How enlightening! Thank you Jillian. Same situation but another way to look at it and deal with it. I remember being on both sides of this issue when I was in junior and senior high school. Of course, we didn't use the term "bullying" back then. But we did "tease" girls we thought were different or not up to our "standards.". And I was also the receiver of scorn from other girls who didn't like me. Whatever those girls said to me, I took to heart and carried it with me for years. I couldn't even say now if I would call it bullying. Perhaps it is the embarrassment of being treated badly by the "popular" girls. And you see how I and my friends who were also treated this way turned around and did the same thing to other girls? It's like the perpetuation of abuse. So you are absolutely correct - we have to talk to the kids in their language so they will learn respect of others and how dangerous it can be to keep engaging in these dramas.

The psychologists might fish around for the most effective term ... but I would think they also would want to ask some specific questions that would identify bullying from a functional standpoint, such as:

• Do you have unpleasant interactions with any of your peers to the point that you avoid them out of fear?

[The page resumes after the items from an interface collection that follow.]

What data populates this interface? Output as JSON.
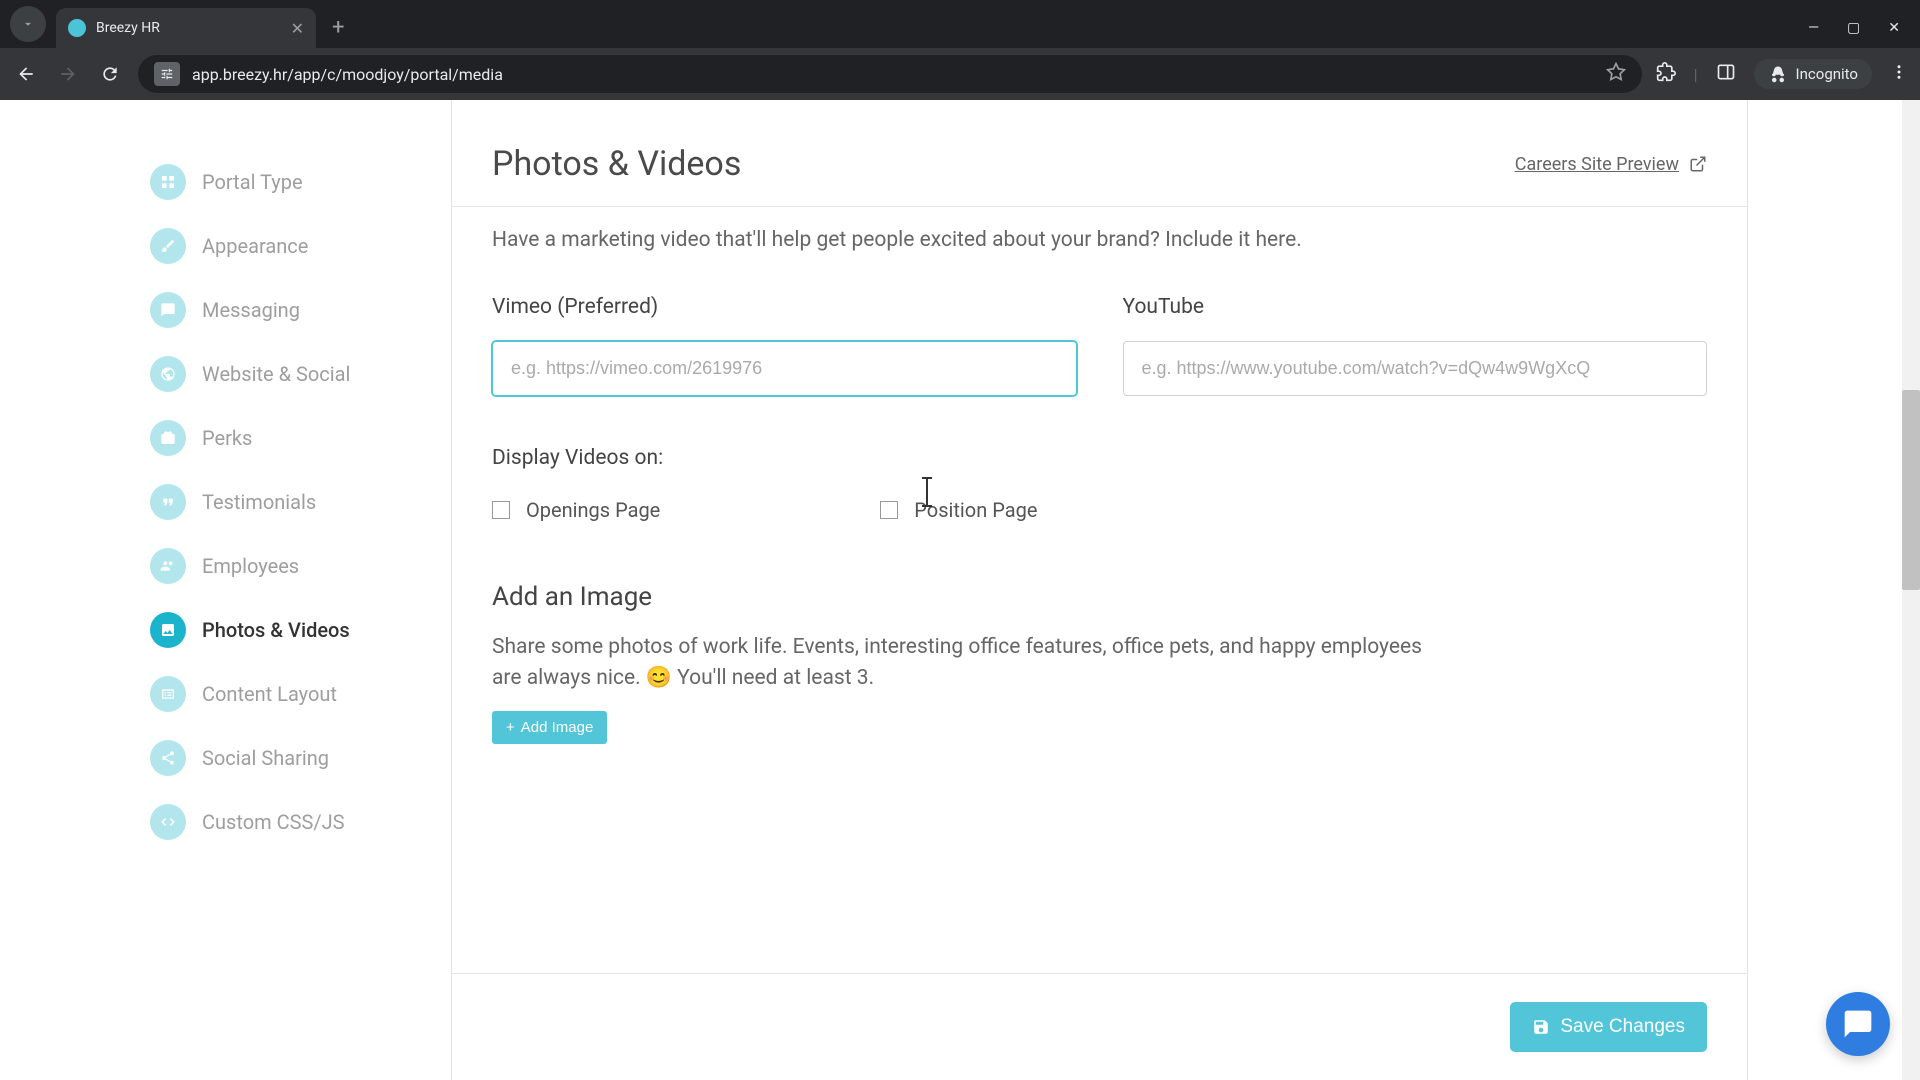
{
  "browser": {
    "tab_title": "Breezy HR",
    "url": "app.breezy.hr/app/c/moodjoy/portal/media",
    "incognito_label": "Incognito"
  },
  "sidebar": {
    "items": [
      {
        "label": "Portal Type",
        "icon": "grid"
      },
      {
        "label": "Appearance",
        "icon": "brush"
      },
      {
        "label": "Messaging",
        "icon": "message"
      },
      {
        "label": "Website & Social",
        "icon": "globe"
      },
      {
        "label": "Perks",
        "icon": "gift"
      },
      {
        "label": "Testimonials",
        "icon": "quote"
      },
      {
        "label": "Employees",
        "icon": "users"
      },
      {
        "label": "Photos & Videos",
        "icon": "image",
        "active": true
      },
      {
        "label": "Content Layout",
        "icon": "layout"
      },
      {
        "label": "Social Sharing",
        "icon": "share"
      },
      {
        "label": "Custom CSS/JS",
        "icon": "code"
      }
    ]
  },
  "header": {
    "title": "Photos & Videos",
    "preview_link": "Careers Site Preview"
  },
  "main": {
    "intro": "Have a marketing video that'll help get people excited about your brand? Include it here.",
    "vimeo_label": "Vimeo (Preferred)",
    "vimeo_placeholder": "e.g. https://vimeo.com/2619976",
    "vimeo_value": "",
    "youtube_label": "YouTube",
    "youtube_placeholder": "e.g. https://www.youtube.com/watch?v=dQw4w9WgXcQ",
    "youtube_value": "",
    "display_label": "Display Videos on:",
    "checkbox_openings": "Openings Page",
    "checkbox_position": "Position Page",
    "add_image_heading": "Add an Image",
    "add_image_text": "Share some photos of work life. Events, interesting office features, office pets, and happy employees are always nice. 😊 You'll need at least 3.",
    "add_image_button": "Add Image"
  },
  "footer": {
    "save_label": "Save Changes"
  }
}
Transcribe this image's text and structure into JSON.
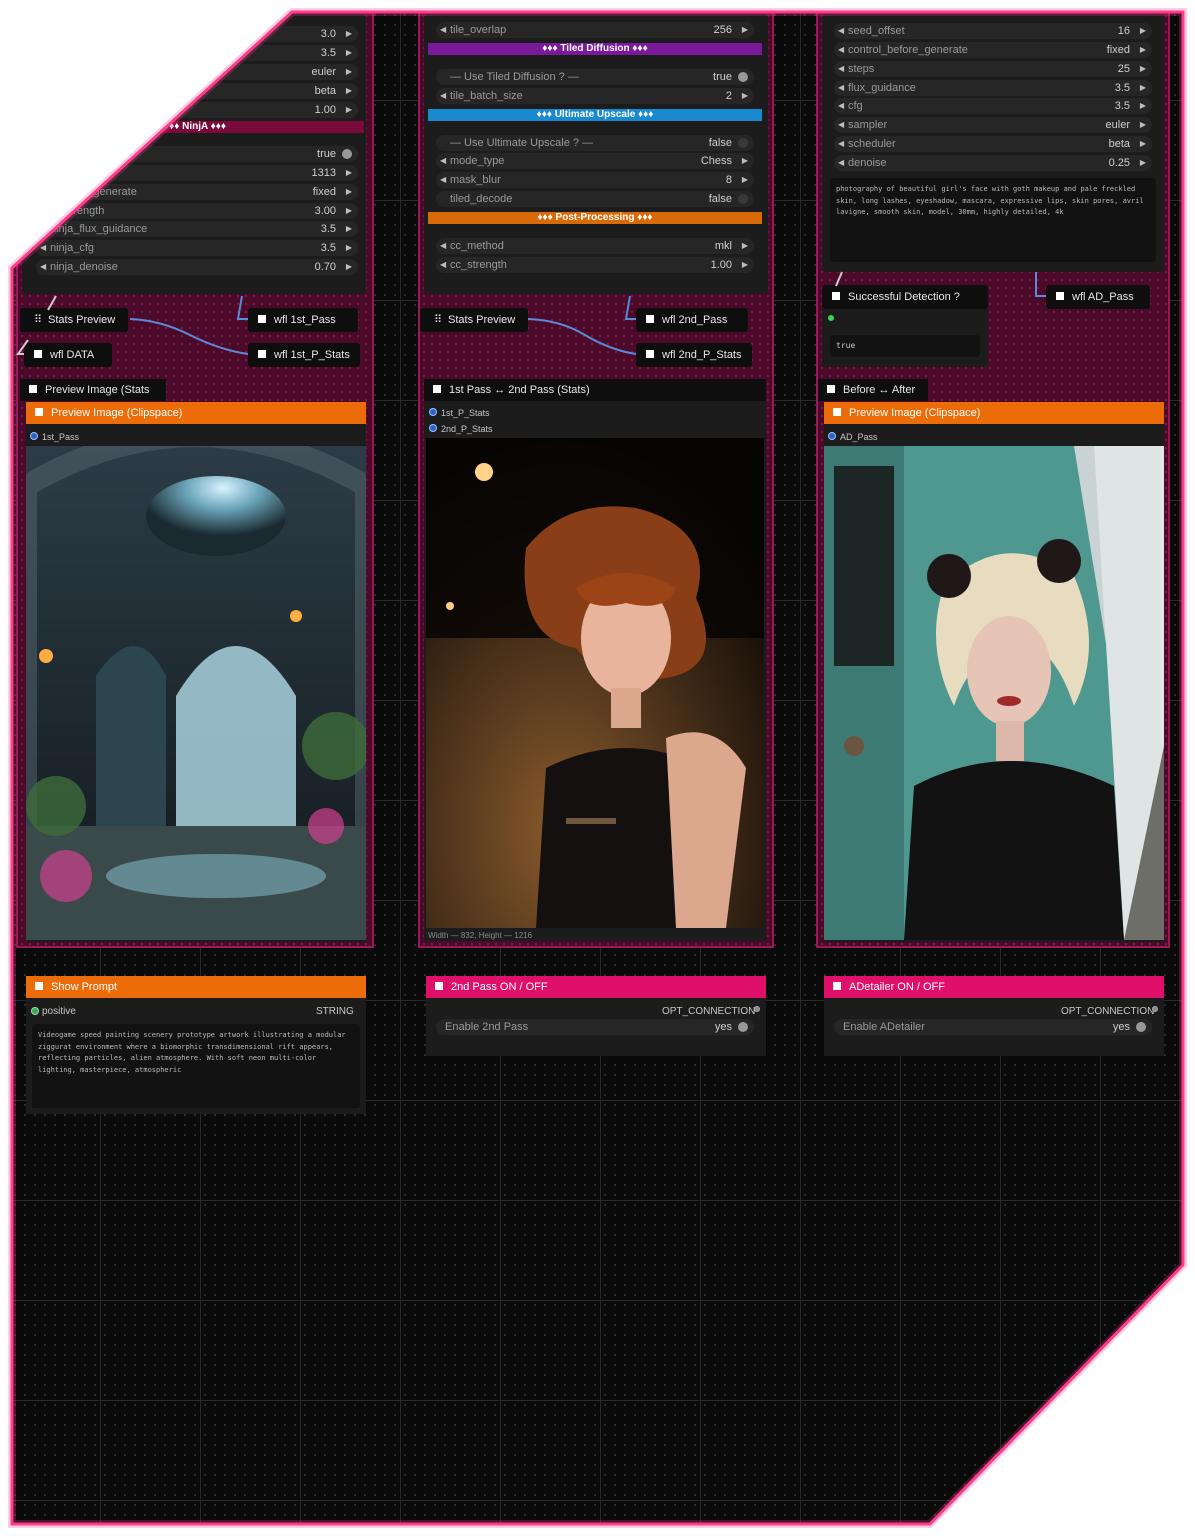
{
  "colors": {
    "accent_pink": "#e0106a",
    "accent_orange": "#ec6c0a",
    "group_purple": "#4c0a2b",
    "tiled_banner": "#7a1a9a",
    "upscale_banner": "#1a8ad0"
  },
  "left_col": {
    "top_values": [
      "3.0",
      "3.5",
      "euler",
      "beta",
      "1.00"
    ],
    "ninja_banner": "♦♦♦ NinjA ♦♦♦",
    "widgets": [
      {
        "label": "",
        "value": "true"
      },
      {
        "label": "_offset",
        "value": "1313"
      },
      {
        "label": "_before_generate",
        "value": "fixed"
      },
      {
        "label": "ja_strength",
        "value": "3.00"
      },
      {
        "label": "ninja_flux_guidance",
        "value": "3.5"
      },
      {
        "label": "ninja_cfg",
        "value": "3.5"
      },
      {
        "label": "ninja_denoise",
        "value": "0.70"
      }
    ],
    "stats_preview": "Stats Preview",
    "wfl_data": "wfl DATA",
    "wfl_1st_pass": "wfl 1st_Pass",
    "wfl_1st_p_stats": "wfl 1st_P_Stats",
    "preview_stats_title": "Preview Image (Stats",
    "preview_clip_title": "Preview Image (Clipspace)",
    "image_slot": "1st_Pass",
    "show_prompt_title": "Show Prompt",
    "positive_label": "positive",
    "string_label": "STRING",
    "prompt_text": "Videogame speed painting scenery prototype artwork illustrating a modular ziggurat environment where a biomorphic transdimensional rift appears, reflecting particles, alien atmosphere. With soft neon multi-color lighting, masterpiece, atmospheric"
  },
  "mid_col": {
    "tile_overlap": {
      "label": "tile_overlap",
      "value": "256"
    },
    "tiled_banner": "♦♦♦ Tiled Diffusion ♦♦♦",
    "use_tiled": {
      "label": "— Use Tiled Diffusion ? —",
      "value": "true"
    },
    "tile_batch": {
      "label": "tile_batch_size",
      "value": "2"
    },
    "upscale_banner": "♦♦♦ Ultimate Upscale ♦♦♦",
    "use_upscale": {
      "label": "— Use Ultimate Upscale ? —",
      "value": "false"
    },
    "mode_type": {
      "label": "mode_type",
      "value": "Chess"
    },
    "mask_blur": {
      "label": "mask_blur",
      "value": "8"
    },
    "tiled_decode": {
      "label": "tiled_decode",
      "value": "false"
    },
    "post_banner": "♦♦♦ Post-Processing ♦♦♦",
    "cc_method": {
      "label": "cc_method",
      "value": "mkl"
    },
    "cc_strength": {
      "label": "cc_strength",
      "value": "1.00"
    },
    "stats_preview": "Stats Preview",
    "wfl_2nd_pass": "wfl 2nd_Pass",
    "wfl_2nd_p_stats": "wfl 2nd_P_Stats",
    "compare_title": "1st Pass ↔ 2nd Pass (Stats)",
    "slot_a": "1st_P_Stats",
    "slot_b": "2nd_P_Stats",
    "caption": "Width — 832, Height — 1216",
    "toggle_title": "2nd Pass  ON / OFF",
    "opt_connection": "OPT_CONNECTION",
    "enable_label": "Enable 2nd Pass",
    "enable_value": "yes"
  },
  "right_col": {
    "widgets": [
      {
        "label": "seed_offset",
        "value": "16"
      },
      {
        "label": "control_before_generate",
        "value": "fixed"
      },
      {
        "label": "steps",
        "value": "25"
      },
      {
        "label": "flux_guidance",
        "value": "3.5"
      },
      {
        "label": "cfg",
        "value": "3.5"
      },
      {
        "label": "sampler",
        "value": "euler"
      },
      {
        "label": "scheduler",
        "value": "beta"
      },
      {
        "label": "denoise",
        "value": "0.25"
      }
    ],
    "prompt_text": "photography of beautiful girl's face with goth makeup and pale freckled skin, long lashes, eyeshadow, mascara, expressive lips, skin pores, avril lavigne, smooth skin, model, 30mm, highly detailed, 4k",
    "success_title": "Successful Detection ?",
    "success_value": "true",
    "wfl_ad_pass": "wfl AD_Pass",
    "before_after_title": "Before ↔ After",
    "preview_clip_title": "Preview Image (Clipspace)",
    "image_slot": "AD_Pass",
    "toggle_title": "ADetailer  ON / OFF",
    "opt_connection": "OPT_CONNECTION",
    "enable_label": "Enable ADetailer",
    "enable_value": "yes"
  },
  "icons": [
    "grid-icon",
    "square-icon",
    "arrow-left-icon",
    "arrow-right-icon",
    "toggle-dot-icon",
    "socket-icon"
  ]
}
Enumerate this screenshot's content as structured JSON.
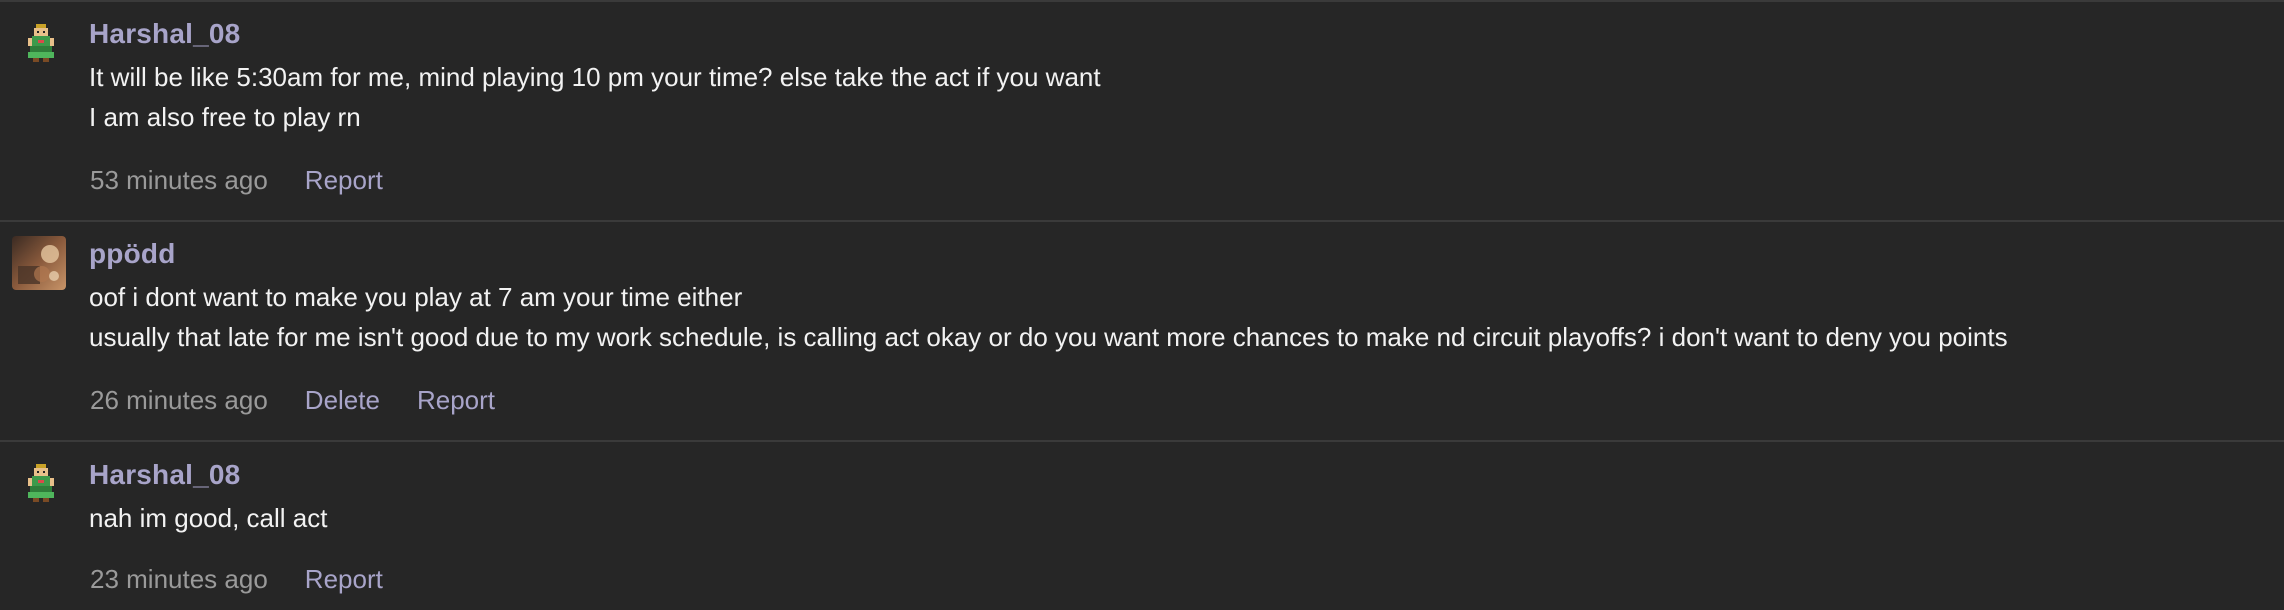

• Do any of your schoolmates treat you so badly that on some days you wish you didn't have to show up at school at all?

• Do you ever experience nightmares, or nausea, or other physical symptoms because of unpleasant social interactions at school?

• Do unpleasant social interactions cause you repeatedly to feel bad about being who you are?

That type of thing ... because whatever we or the kids call it, it is the bad psychological consequences that we are really trying to avoid -- as well as teaching good social skills, tools, and attitudes for adulthood.

FYI, danah boyd writes (and prefers to have written) her name with no caps. Even her academic articles are published with no caps.